Record extracts section start

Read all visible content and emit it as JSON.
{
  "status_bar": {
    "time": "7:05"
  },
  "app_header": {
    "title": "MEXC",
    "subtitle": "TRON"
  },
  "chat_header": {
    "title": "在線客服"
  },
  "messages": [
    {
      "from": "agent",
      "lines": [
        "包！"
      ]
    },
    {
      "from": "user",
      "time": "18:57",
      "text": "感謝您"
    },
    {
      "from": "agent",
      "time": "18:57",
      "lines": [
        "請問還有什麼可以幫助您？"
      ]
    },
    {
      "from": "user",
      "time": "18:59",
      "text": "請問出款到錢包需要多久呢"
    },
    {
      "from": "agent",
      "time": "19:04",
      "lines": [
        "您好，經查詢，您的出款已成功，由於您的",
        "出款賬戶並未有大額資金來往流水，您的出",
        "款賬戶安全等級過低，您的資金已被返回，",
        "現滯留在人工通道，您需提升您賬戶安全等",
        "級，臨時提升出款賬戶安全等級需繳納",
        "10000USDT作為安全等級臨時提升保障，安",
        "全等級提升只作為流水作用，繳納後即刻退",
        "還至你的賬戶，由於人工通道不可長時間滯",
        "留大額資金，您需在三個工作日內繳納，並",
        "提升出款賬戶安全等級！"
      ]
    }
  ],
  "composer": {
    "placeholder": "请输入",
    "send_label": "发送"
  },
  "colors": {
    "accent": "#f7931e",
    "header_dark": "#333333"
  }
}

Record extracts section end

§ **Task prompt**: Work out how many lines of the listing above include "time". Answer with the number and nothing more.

§ **Answer below**: 5